Seeing growth in a tried-and-tested Hong Kong market
Fabien Jeudy sees a big opportunity to spearhead Sun Life’s local business to leverage the insurer’s existing talent, knowledge and reach on the ground to deliver on the growing need for real protection among the population.
Regardless of the number of visitors from mainland China snapping up insurance policies, the Hong Kong market continues to show robust growth year-on-year and remains attractive to the most established players.
After 125 years as one of the leading players in the local insurance and MPF landscape, Sun Life Financial can certainly be confident of its market standing and perspective.
“One thing which is becoming evident, is that the HNW market is increasingly coming onshore in Hong Kong, which presents another opportunity rather than just catering to mainland Chinese visitors,” says Fabien Jeudy, chief executive officer of Sun Life Hong Kong.
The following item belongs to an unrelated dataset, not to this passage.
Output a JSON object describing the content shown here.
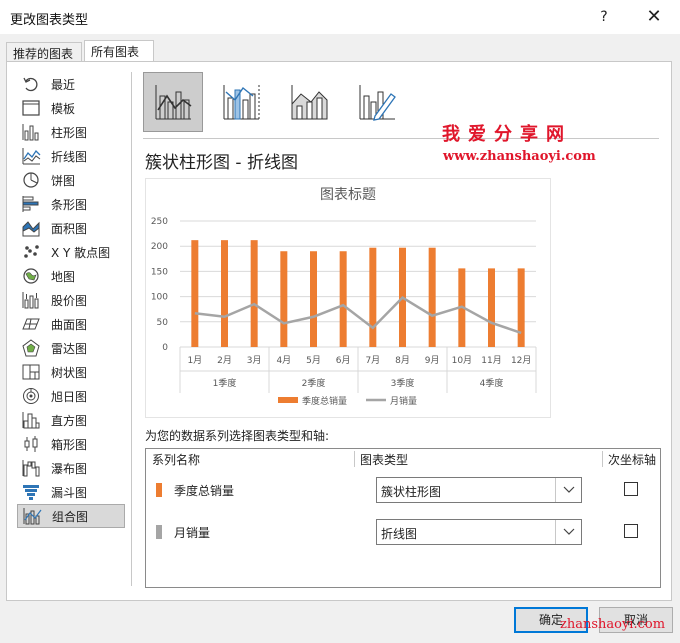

This is happening as international insurance companies are seeing the potential to offer solutions such as universal life policies on the ground, rather than only out of jurisdictions like Bermuda.
“We have brokers who, if given more access to the product, would give us a sizeable business,” he adds.
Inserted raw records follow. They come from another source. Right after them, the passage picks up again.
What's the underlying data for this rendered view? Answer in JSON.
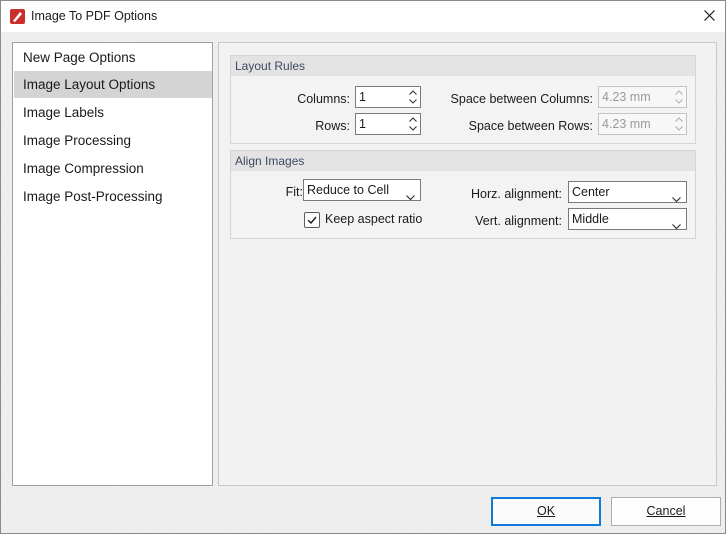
{
  "window": {
    "title": "Image To PDF Options",
    "app_icon": "pdf-editor-icon",
    "close_icon": "close-icon"
  },
  "nav": {
    "items": [
      {
        "label": "New Page Options",
        "selected": false
      },
      {
        "label": "Image Layout Options",
        "selected": true
      },
      {
        "label": "Image Labels",
        "selected": false
      },
      {
        "label": "Image Processing",
        "selected": false
      },
      {
        "label": "Image Compression",
        "selected": false
      },
      {
        "label": "Image Post-Processing",
        "selected": false
      }
    ]
  },
  "layout_rules": {
    "title": "Layout Rules",
    "columns_label": "Columns:",
    "columns_value": "1",
    "rows_label": "Rows:",
    "rows_value": "1",
    "space_columns_label": "Space between Columns:",
    "space_columns_value": "4.23 mm",
    "space_rows_label": "Space between Rows:",
    "space_rows_value": "4.23 mm"
  },
  "align_images": {
    "title": "Align Images",
    "fit_label": "Fit:",
    "fit_value": "Reduce to Cell",
    "keep_aspect_label": "Keep aspect ratio",
    "keep_aspect_checked": true,
    "horz_label": "Horz. alignment:",
    "horz_value": "Center",
    "vert_label": "Vert. alignment:",
    "vert_value": "Middle"
  },
  "buttons": {
    "ok_label": "OK",
    "cancel_label": "Cancel"
  },
  "colors": {
    "accent": "#0f7ad8",
    "selected_nav": "#d4d4d4",
    "group_header_text": "#3c4a63"
  }
}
Looking at where the biggest long-term potential lies, however, connectivity with the mainland cannot be ignored.
In line with this, Jeudy believes that products which offer real protection – including term insurance, critical illness and other health-related solutions – will be in demand more and more going forward.
Top of his wish-list, therefore, is for the PRC regulators to give the go-ahead, at some point, for the country’s citizens to come to Hong Kong to buy these products.
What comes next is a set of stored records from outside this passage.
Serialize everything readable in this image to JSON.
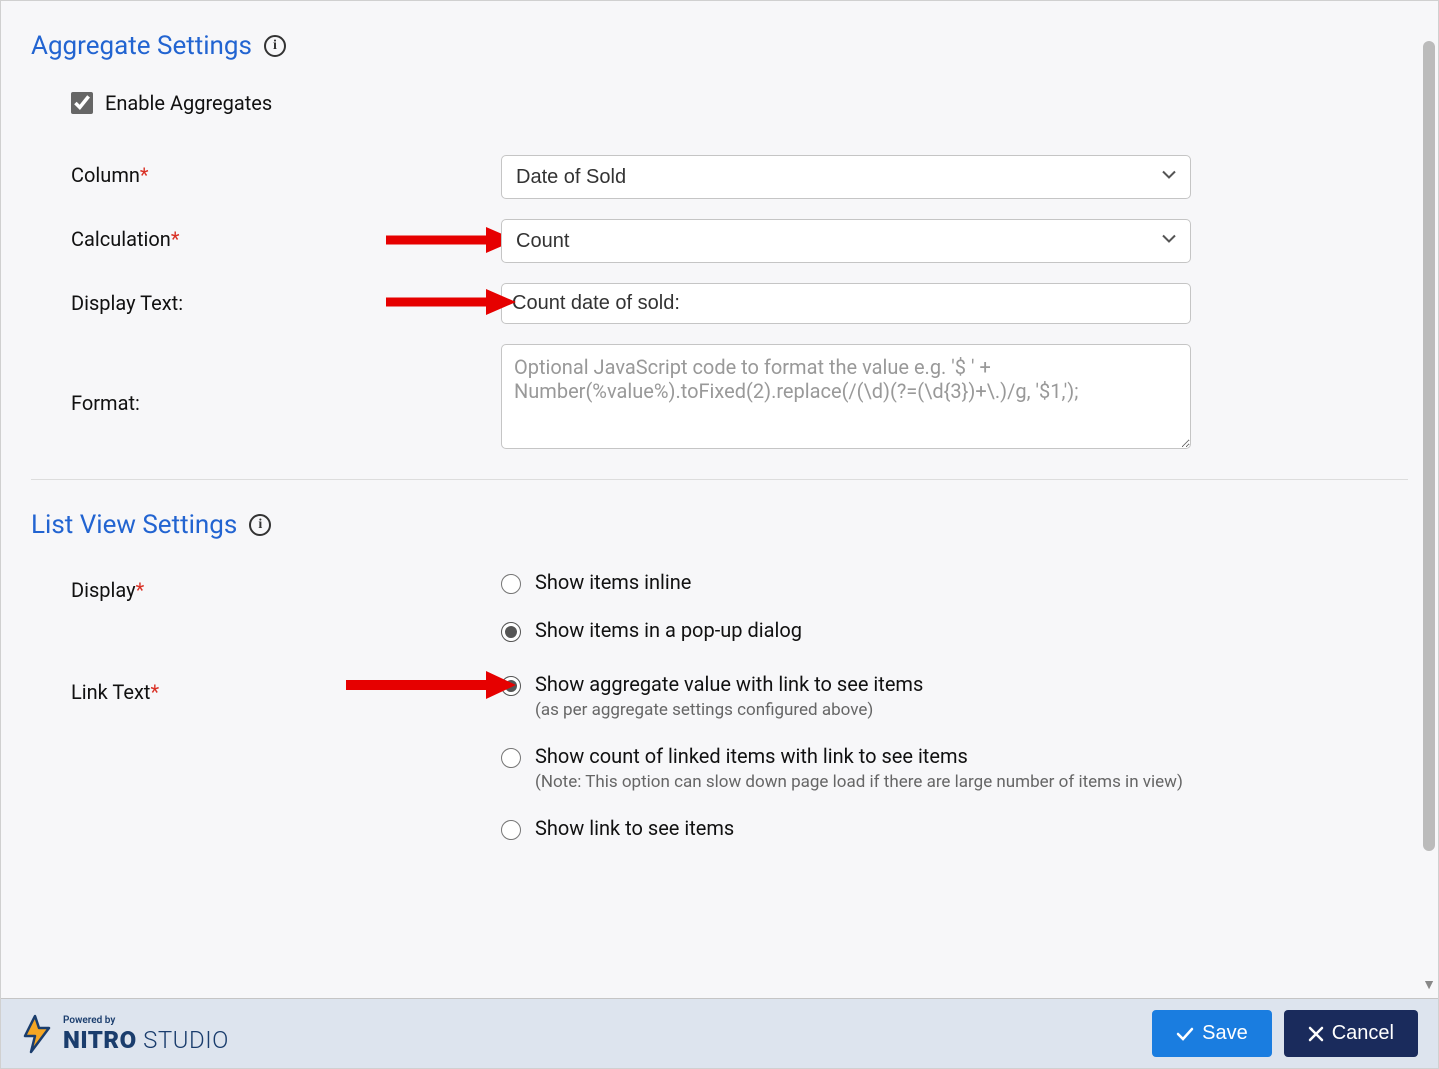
{
  "aggregate": {
    "title": "Aggregate Settings",
    "enable_label": "Enable Aggregates",
    "enable_checked": true,
    "column_label": "Column",
    "column_value": "Date of Sold",
    "calculation_label": "Calculation",
    "calculation_value": "Count",
    "display_text_label": "Display Text:",
    "display_text_value": "Count date of sold:",
    "format_label": "Format:",
    "format_placeholder": "Optional JavaScript code to format the value e.g. '$ ' + Number(%value%).toFixed(2).replace(/(\\d)(?=(\\d{3})+\\.)/g, '$1,');"
  },
  "listview": {
    "title": "List View Settings",
    "display_label": "Display",
    "display_options": [
      {
        "label": "Show items inline",
        "checked": false
      },
      {
        "label": "Show items in a pop-up dialog",
        "checked": true
      }
    ],
    "linktext_label": "Link Text",
    "linktext_options": [
      {
        "label": "Show aggregate value with link to see items",
        "note": "(as per aggregate settings configured above)",
        "checked": true
      },
      {
        "label": "Show count of linked items with link to see items",
        "note": "(Note: This option can slow down page load if there are large number of items in view)",
        "checked": false
      },
      {
        "label": "Show link to see items",
        "note": "",
        "checked": false
      }
    ]
  },
  "footer": {
    "powered_by": "Powered by",
    "brand_bold": "NITRO",
    "brand_light": "STUDIO",
    "save_label": "Save",
    "cancel_label": "Cancel"
  }
}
Well-prepared for Hong Kong’s journey
Yet Sun Life knows the importance of being able to adapt. As an organisation, it wants to be best-placed to work with a wide variety of distributors going forward to deliver on its vision to meet real protection needs.
“We will focus more on protection, to answer a client’s real, long-term needs,” adds Jeudy.
This is helped also by the fact that the health-related products in Hong Kong are on par with those available anywhere else in the world, he explains.
From a channel viewpoint, Jeudy’s focus is on growing the agency force – and potentially doubling it – over the next few years.
This is counter to what most of his peers are looking to do; as they believe that the traditional agency model looks to have run its course as the channel of choice in Hong Kong.
This isn’t to say that financial planning won’t become a more important part of the Sun Life proposition. “Advisers in Asia are becoming more like financial planners, but it will take time,” adds Jeudy.
Where he sees the potential for some innovation, is from digital driving greater convenience and accessibility.
“Underwriting, for example, could be significantly changed based on the amount of data available and which is usable,” says Jeudy. “The products themselves are less likely to change.”
More broadly, digital for Sun Life is client focused as it is about equipping its advisers to become more effective.
“We want to enable our advisers to have better workflows, efficiencies and communications,” adds Jeudy.
Priorities to stay ahead
Looking at the next 12 months, maintaining the firm’s leadership in the MPF space is key for Jeudy, especially after Sun Life bought the MPF businesses of Schroders and FWD in 2016, both of which have shown the largest amount of new inflows of business.
“Scale makes this a viable opportunity for us in Hong Kong,” explains Jeudy. “This is essential to provide the services at an affordable price, while still making a profit.”
At the same time, growing the firm’s agency force, and continuing to roll out the firm’s ‘Most Respected Advisor’ programme are other key objectives.
The expansion plans are an extension of the firm’s philosophy to look to grow through distribution excellence in markets which have high growth potential.
Indeed, Asia is the growth engine for Sun Life as a global business, highlighted by figures over the past three to four years.
This is certainly the case in Hong Kong, too, explains Jeudy, given the China connectivity.
More from Fabien Jeudy, Sun Life Financial